For example, schizophrenia is divided into different types of schizophrenia and though each one is slightly different, they have similar symptoms. In many kinds the schizophrenic becomes withdrawn, and lacks trust in other people. The classification based solely on symptoms is not a practical or effective way to prescribe treatment. This form of classification can lead to improper prescribing of medications to patients. It puts a lot of pressure on the doctor to determine the problem of the patient when there are so many contributing factors that are so
Why There Are a Large Number of Medical Negligence Claims? A medical negligence also named formally the same as medical malpractice is a circumstances where the patient needs medical care but could not obtain it either as a result of the inaccessibility of the physician in the good time, using the wrong medication by the doctor that may contribute to disability or fatality of the patient, the physician may not make a diagnosis of the disease as it should be, the treatment furnished by the doctor has produced unfavorable effects to the patient or the treatment provided by the doctor is sub standard. Reasons that contribute to medical negligence Medical negligence comes into existence if the patient is caused harm by a physician, nurse or hospital by way of out of order
Indeed drug trials concerning delirium have difficulties evaluating the drug efficacy because of the fluctuating course of the delirium and the simultaneous treatment of underlying risk factors. Haloperidol has been considered as the drug of choice, by allowing both oral and parenteral administration, and having a lower incidence of adverse effects than others typical antipsychotics if used at the lowest dose and for the shortest length possible. However the use of antipsychotic drugs typical and atypical remains controversial as it increases the risk of stroke and death in elderly patients with dementia and can potentially prolong the QT interval.  Atypical antipsychotics may be considered as alternative agents as they have lower rates of extrapyramidal side effects. In older people with delirium who also have Parkinson’s disease or Lewis body dementia, they are preferred over typical
For example, when a patient is frustrated and acting out verbally to the staff, it would be necessary to address exactly why these feelings are present. When the nurse spread the word that the patient was more difficult to work with, the oncoming nurse was immediately wary of that patient.
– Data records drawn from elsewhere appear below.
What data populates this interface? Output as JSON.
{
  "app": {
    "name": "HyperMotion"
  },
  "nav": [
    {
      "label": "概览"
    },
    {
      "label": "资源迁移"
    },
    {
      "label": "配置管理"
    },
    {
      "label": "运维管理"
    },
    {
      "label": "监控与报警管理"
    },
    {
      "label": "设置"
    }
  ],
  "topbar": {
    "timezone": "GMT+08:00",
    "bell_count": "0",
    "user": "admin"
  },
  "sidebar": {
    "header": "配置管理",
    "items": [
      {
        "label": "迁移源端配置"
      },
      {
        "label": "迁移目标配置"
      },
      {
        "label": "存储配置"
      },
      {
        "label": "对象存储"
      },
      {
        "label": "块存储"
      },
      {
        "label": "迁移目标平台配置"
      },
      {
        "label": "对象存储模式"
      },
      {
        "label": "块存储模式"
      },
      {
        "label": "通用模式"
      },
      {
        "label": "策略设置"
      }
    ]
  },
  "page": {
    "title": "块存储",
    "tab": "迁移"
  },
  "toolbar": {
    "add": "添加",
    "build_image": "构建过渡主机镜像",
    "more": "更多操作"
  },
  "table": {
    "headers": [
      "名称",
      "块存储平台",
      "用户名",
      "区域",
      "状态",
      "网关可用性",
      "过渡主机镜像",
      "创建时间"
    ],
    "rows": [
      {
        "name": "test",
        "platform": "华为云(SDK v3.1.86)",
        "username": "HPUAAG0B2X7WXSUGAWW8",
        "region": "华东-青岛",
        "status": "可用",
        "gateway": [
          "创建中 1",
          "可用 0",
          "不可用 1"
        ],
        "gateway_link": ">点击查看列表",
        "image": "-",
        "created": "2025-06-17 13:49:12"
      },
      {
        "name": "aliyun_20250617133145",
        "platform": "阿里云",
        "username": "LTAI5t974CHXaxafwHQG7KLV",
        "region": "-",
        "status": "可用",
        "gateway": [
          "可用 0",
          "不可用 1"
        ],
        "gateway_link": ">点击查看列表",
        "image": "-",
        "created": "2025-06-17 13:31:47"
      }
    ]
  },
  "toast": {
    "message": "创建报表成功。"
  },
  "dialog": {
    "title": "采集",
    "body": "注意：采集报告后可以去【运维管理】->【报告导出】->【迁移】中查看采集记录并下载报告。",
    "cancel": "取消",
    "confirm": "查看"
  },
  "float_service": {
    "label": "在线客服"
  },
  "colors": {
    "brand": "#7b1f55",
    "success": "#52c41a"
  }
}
While not all nurses will take that kind of information to heart, some will. It will impact the quality of care that the patient deserves because the nurse will more likely spend her time with her other patients, than with the difficult patients. His needs may not be fully met because the nurse wanted to avoid any difficult